"I’m sharing with you what I wish I heard when I was your age," Swafford told the teens at St. Thomas More. "I stand before you able to talk about this stuff because I lived it."
Swafford began her talk by addressing the insecurities and anxieties that teens face.
For example, she said the world bombards men with images of what a "real man" is supposed to be and do, and that models and celebrities set the criteria for what a perfect women should look like.
"The world likes to mess with you," she said. "There is so much pressure to be perfect."
Swafford then starting talking about dating relationships, making the teens in the audience laugh when she explained how a lot of relationships begin with what she called the "emoticoaster": mental stalking, social media stalking, flirting, texting, calling and physically stalking.
Swafford explained each part of the "emoticoaster"; for example, mental stalking is a one-way relationship where a guy or girl is consistently thinking about the other person. This leads to social media stalking, where the guy or girl begins looking at a person’s social media accounts and making assumptions about that person’s life.
Then, Swafford said, comes flirting, texting, calling and physical stalking, which she described as having to be around that person all the time.
The desire for teens and young adults to keep taking a ride on the emoticoaster is because of the "cycle of use," which she defined as a man or woman’s goal of to obtaining a certain feeling or physical pleasure in a relationship.
The problem with the cycle of use, she said, is that it tends to mask itself as love, often making it difficult to recognize.
"We don’t want to use people. No one does. The problem is we just don’t call it that, but we still do it," she said.
Swafford had the teens repeat what she called the two most powerful sentences — "I will not use you.

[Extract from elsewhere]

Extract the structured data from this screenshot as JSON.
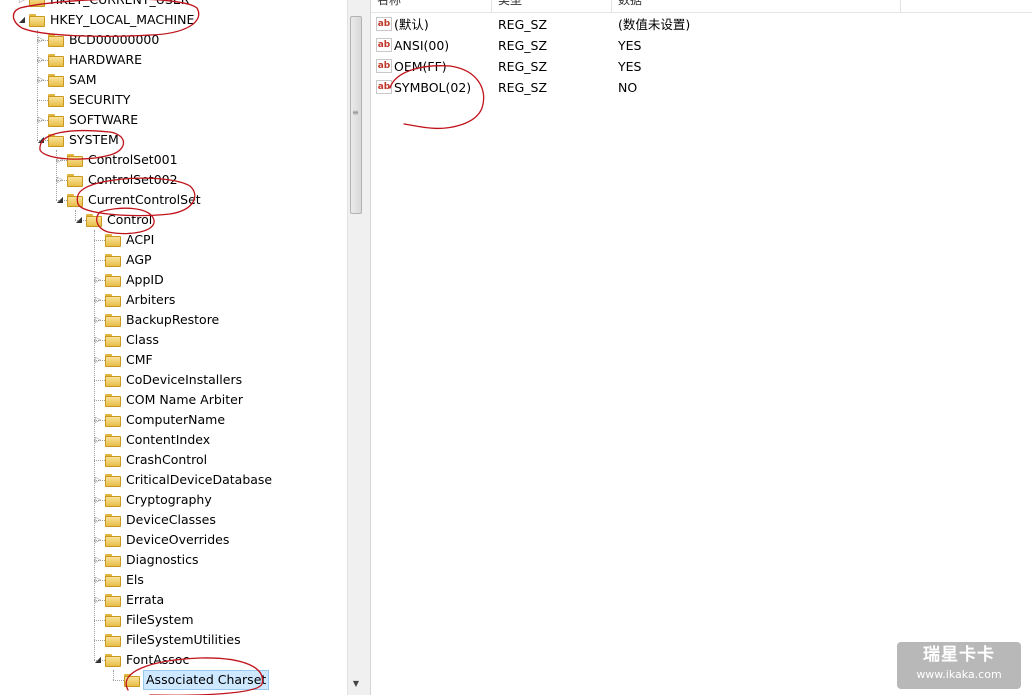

And I will not let you use me." — and explained that identifying and coming to grips with the "emoticoaster" and the "cycle of use" is important to building healthy lives and relationships.
She also told the teens that it is important to ask themselves the "big three" questions: "Who do I want to be?" "Who am I living for?" and "What am I living for?"

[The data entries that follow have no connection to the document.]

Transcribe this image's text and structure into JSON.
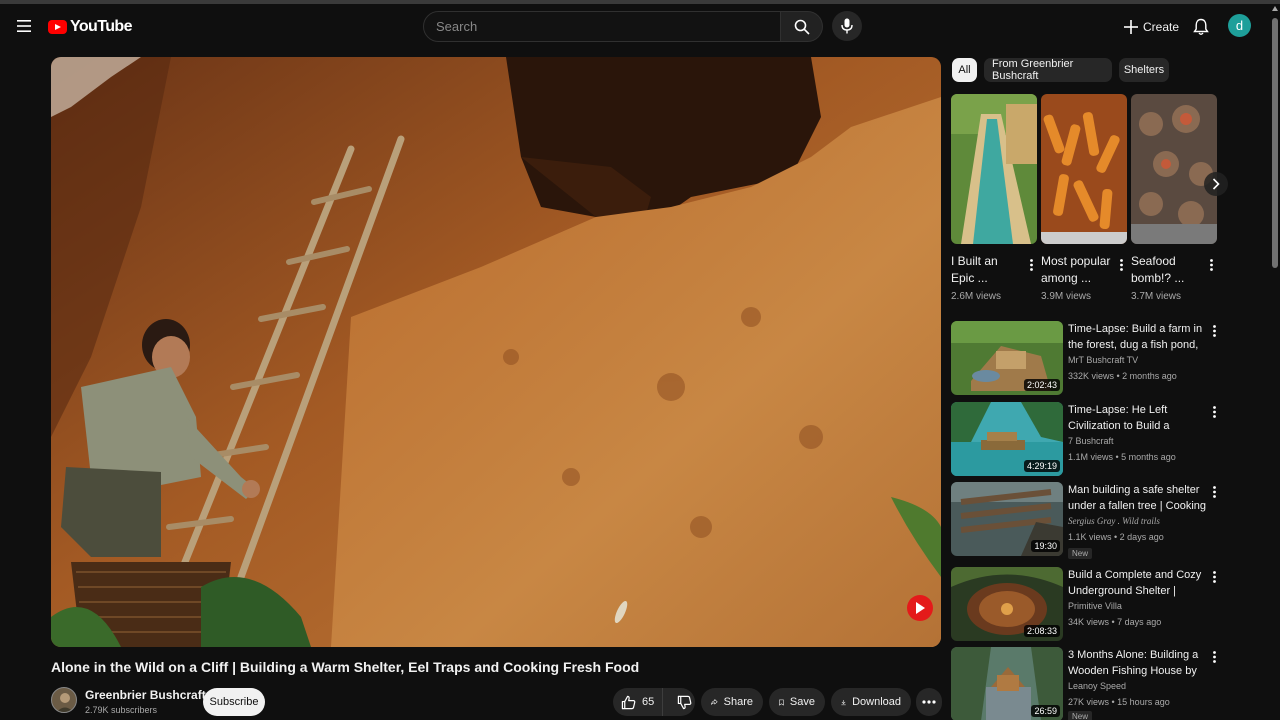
{
  "header": {
    "logo_text": "YouTube",
    "search_placeholder": "Search",
    "create_label": "Create",
    "avatar_letter": "d"
  },
  "video": {
    "title": "Alone in the Wild on a Cliff | Building a Warm Shelter, Eel Traps and Cooking Fresh Food",
    "channel": "Greenbrier Bushcraft",
    "subscribers": "2.79K subscribers",
    "subscribe_label": "Subscribe",
    "likes": "65",
    "share_label": "Share",
    "save_label": "Save",
    "download_label": "Download"
  },
  "chips": [
    "All",
    "From Greenbrier Bushcraft",
    "Shelters"
  ],
  "shorts": [
    {
      "title": "I Built an Epic ...",
      "views": "2.6M views"
    },
    {
      "title": "Most popular among ...",
      "views": "3.9M views"
    },
    {
      "title": "Seafood bomb!? ...",
      "views": "3.7M views"
    }
  ],
  "recommendations": [
    {
      "title": "Time-Lapse: Build a farm in the forest, dug a fish pond, grew ...",
      "channel": "MrT Bushcraft TV",
      "meta": "332K views • 2 months ago",
      "duration": "2:02:43",
      "badge": ""
    },
    {
      "title": "Time-Lapse: He Left Civilization to Build a Floating...",
      "channel": "7 Bushcraft",
      "meta": "1.1M views • 5 months ago",
      "duration": "4:29:19",
      "badge": ""
    },
    {
      "title": "Man building a safe shelter under a fallen tree | Cooking ...",
      "channel": "Sergius Gray . Wild trails",
      "meta": "1.1K views • 2 days ago",
      "duration": "19:30",
      "badge": "New"
    },
    {
      "title": "Build a Complete and Cozy Underground Shelter | Primitiv...",
      "channel": "Primitive Villa",
      "meta": "34K views • 7 days ago",
      "duration": "2:08:33",
      "badge": ""
    },
    {
      "title": "3 Months Alone: Building a Wooden Fishing House by the ...",
      "channel": "Leanoy Speed",
      "meta": "27K views • 15 hours ago",
      "duration": "26:59",
      "badge": "New"
    }
  ],
  "colors": {
    "background": "#0f0f0f",
    "brand_red": "#ff0000",
    "avatar": "#1e9f9a",
    "pill": "#272727"
  },
  "icons": [
    "menu-icon",
    "youtube-logo-icon",
    "search-icon",
    "mic-icon",
    "plus-icon",
    "bell-icon",
    "thumbs-up-icon",
    "thumbs-down-icon",
    "share-icon",
    "save-icon",
    "download-icon",
    "more-icon",
    "chevron-right-icon",
    "kebab-icon"
  ]
}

"I’m telling you, guys, if I asked myself these three questions while I was in high school, it would have completely changed my high-school experience," she remarked.
She said that when she was in high school, she always worried about getting good grades and who she was going to date, and also struggled with the fear of missing out on something.

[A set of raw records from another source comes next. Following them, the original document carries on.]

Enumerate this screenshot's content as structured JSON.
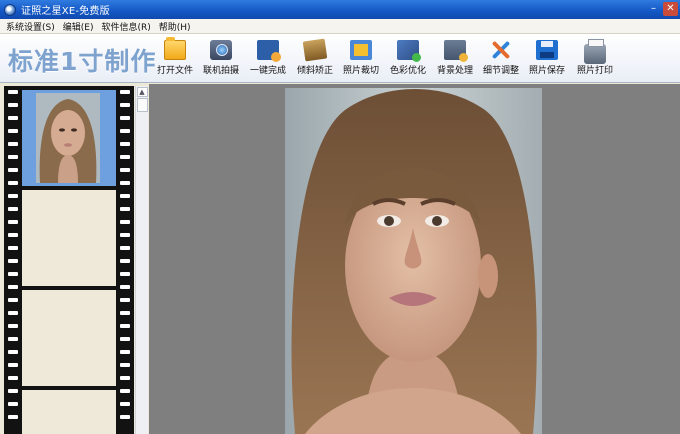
{
  "window": {
    "title": "证照之星XE-免费版"
  },
  "menu": [
    {
      "label": "系统设置(S)"
    },
    {
      "label": "编辑(E)"
    },
    {
      "label": "软件信息(R)"
    },
    {
      "label": "帮助(H)"
    }
  ],
  "brand": "标准1寸制作",
  "toolbar": {
    "open": "打开文件",
    "capture": "联机拍摄",
    "oneclick": "一键完成",
    "deskew": "倾斜矫正",
    "crop": "照片裁切",
    "color": "色彩优化",
    "background": "背景处理",
    "detail": "细节调整",
    "save": "照片保存",
    "print": "照片打印"
  },
  "colors": {
    "titlebar": "#1457c4",
    "workarea": "#7f7f7f",
    "film_selected": "#6e9fde",
    "film_empty": "#efe9da"
  }
}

Answering these questions and striving for what you really want to be doesn’t happen overnight, she cautioned, noting that our thoughts, actions and habits form who we are, something she calls "emotional virtue." She told the teens that emotions are good, but it is not their job to recognize the truth. She said one’s mind has to be formed in what is true, so that one’s heart can act upon it.
"You have to be the boss of your thoughts," she said. "You can follow your heart sometimes, but don’t forget to bring your head with you."
Following Swafford’s talk, the teens had the opportunity to meet and speak with her. Breanna Dauphinee admits she wasn’t sure what to expect from the presentation when she got to St. Thomas More that night. However, at the end of the evening, the high-school senior from Greece’s Our Mother of Sorrows Parish said Swafford’s talk is something she won’t forget.
"It was a pretty amazing evening. I learned a lot and it definitely impacted me," she said.
Fellow senior Andrew Tantalo, a parishioner of St. Mark Church in Greece, said he will remember Swafford’s "big three" questions.
"I learned to prioritize my life for God, to make God number one, and that I should stop worrying about making my life successful and just let God take it," he said.
EDITOR’S NOTE: To learn more about Swafford and Emotional Virtue Ministries, visit emotionalvirtue.com.